Nine miles to the north-east of Maralbashi is a ,huge black rock, apparently basaltic, with a treble peak, rising to a height of some 2,500 feet above the plain. It is very rugged and quite inaccessible and forms a conspicuous landmark. It is called " Pir Shereh Kuddum Moortaza Ali Tagh," "the Prophet Ali's footstep." At its foot on the north side is a Mazar of great sanctity. The Aksu road runs within a mile of it, and travellers on catching sight of the shrine dismount and say a prayer.
From Charwagh I was asked to come on to Tumchuk, some miles further on the Aksu road. As nothing had been said about it before leaving Kashghar, I decided not to do so, and had reason to repent my decision. On returning to Kashghar I was told that at Tumchuk are the ruins of a very ancient stone city. It happened that on one occasion while shooting
I came upon a hewn stone looking like part of an hexagonal pillar, but though I made several enquiries of the men with me, none of them said a word about the ruined city. I also noticed that the jungles contained many signs showing that at one time there had been considerable cultivation.
The country round Maralbashi is well watered, and the soil rich, and seems only to want population.
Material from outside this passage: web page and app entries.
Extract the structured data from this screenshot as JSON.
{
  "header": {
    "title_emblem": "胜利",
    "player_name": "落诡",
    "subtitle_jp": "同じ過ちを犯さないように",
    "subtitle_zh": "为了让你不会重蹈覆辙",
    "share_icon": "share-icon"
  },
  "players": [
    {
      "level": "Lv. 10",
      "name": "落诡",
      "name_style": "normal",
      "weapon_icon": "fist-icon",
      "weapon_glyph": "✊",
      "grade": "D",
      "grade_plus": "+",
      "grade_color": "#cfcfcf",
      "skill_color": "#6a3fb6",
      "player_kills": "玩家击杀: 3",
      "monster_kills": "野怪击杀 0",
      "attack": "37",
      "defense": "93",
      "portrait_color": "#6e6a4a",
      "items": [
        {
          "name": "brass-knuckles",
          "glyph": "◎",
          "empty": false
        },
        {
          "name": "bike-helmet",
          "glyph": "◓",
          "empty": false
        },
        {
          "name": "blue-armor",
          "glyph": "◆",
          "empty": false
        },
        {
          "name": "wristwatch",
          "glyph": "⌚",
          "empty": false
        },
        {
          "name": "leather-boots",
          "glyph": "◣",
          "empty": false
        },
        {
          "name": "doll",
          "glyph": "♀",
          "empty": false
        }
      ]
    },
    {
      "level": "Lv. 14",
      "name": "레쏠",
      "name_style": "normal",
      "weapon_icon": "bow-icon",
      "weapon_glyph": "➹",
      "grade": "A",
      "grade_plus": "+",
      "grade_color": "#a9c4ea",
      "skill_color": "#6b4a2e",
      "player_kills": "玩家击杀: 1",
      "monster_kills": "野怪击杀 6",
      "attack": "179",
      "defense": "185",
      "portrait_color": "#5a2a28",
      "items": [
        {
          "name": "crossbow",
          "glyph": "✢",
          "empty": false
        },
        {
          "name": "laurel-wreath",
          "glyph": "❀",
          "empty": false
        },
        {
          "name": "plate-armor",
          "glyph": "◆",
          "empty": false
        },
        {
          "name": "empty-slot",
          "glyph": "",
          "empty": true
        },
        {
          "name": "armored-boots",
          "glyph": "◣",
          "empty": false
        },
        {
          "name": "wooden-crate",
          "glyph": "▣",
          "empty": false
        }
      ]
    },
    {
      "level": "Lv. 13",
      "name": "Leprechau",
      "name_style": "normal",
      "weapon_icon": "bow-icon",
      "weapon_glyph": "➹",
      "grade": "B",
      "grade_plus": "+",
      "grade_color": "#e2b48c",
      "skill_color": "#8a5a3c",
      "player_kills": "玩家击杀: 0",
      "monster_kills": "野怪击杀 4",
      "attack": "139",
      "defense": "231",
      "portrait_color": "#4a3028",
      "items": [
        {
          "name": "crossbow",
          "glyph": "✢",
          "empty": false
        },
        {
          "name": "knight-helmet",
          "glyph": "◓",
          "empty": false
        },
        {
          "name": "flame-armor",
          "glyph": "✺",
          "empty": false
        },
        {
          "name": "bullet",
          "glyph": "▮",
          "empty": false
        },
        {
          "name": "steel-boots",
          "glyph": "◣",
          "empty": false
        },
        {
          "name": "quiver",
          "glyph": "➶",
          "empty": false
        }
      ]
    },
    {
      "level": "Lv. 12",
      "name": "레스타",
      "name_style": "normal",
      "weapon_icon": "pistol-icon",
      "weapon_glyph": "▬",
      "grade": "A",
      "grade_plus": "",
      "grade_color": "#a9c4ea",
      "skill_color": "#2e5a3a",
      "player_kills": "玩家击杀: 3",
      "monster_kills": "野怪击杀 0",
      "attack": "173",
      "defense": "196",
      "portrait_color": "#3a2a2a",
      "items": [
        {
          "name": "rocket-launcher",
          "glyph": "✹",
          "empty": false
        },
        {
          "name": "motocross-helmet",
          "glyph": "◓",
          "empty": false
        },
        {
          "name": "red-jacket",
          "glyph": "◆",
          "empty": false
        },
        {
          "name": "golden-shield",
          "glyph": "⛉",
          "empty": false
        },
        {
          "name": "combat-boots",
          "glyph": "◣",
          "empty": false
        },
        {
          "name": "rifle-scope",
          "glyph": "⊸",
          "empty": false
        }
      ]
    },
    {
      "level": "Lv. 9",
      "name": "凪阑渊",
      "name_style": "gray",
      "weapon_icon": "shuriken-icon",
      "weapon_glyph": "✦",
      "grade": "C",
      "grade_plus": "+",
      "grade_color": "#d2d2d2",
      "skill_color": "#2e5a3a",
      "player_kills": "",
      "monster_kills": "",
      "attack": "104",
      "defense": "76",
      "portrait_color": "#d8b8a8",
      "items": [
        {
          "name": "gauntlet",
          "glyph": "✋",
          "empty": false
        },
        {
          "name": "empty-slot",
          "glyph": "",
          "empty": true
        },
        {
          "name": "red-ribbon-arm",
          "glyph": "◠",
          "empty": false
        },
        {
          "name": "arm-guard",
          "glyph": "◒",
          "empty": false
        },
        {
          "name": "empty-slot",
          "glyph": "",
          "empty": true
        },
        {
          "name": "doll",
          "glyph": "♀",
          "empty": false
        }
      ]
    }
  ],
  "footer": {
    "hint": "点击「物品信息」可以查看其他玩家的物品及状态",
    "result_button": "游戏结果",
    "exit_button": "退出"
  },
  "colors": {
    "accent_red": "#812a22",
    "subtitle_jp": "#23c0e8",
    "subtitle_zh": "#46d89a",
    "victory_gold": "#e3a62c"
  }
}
The stages beyond Charwagh on the Aksu road were given me as follows by the Mulla Samsakh, who told me that there was a robat at each stage :—
I returned to Kashghar on the 23rd January in five marches from Maralbashi. The day before I left I paid a visit to Ata Bai in the fort, and thanked him for all the civility I had experienced, presenting him at the same time with a pair of binoculars and a pound of English powder. He presented me in return with a pony, and the next morning a man overtook me on the march with a trained hawk, also sent me as a present.
No attempt was made at any time in any way to control or direct my movements. I received whatever supplies I was in need of, and was treated by all officials with the greatest civility.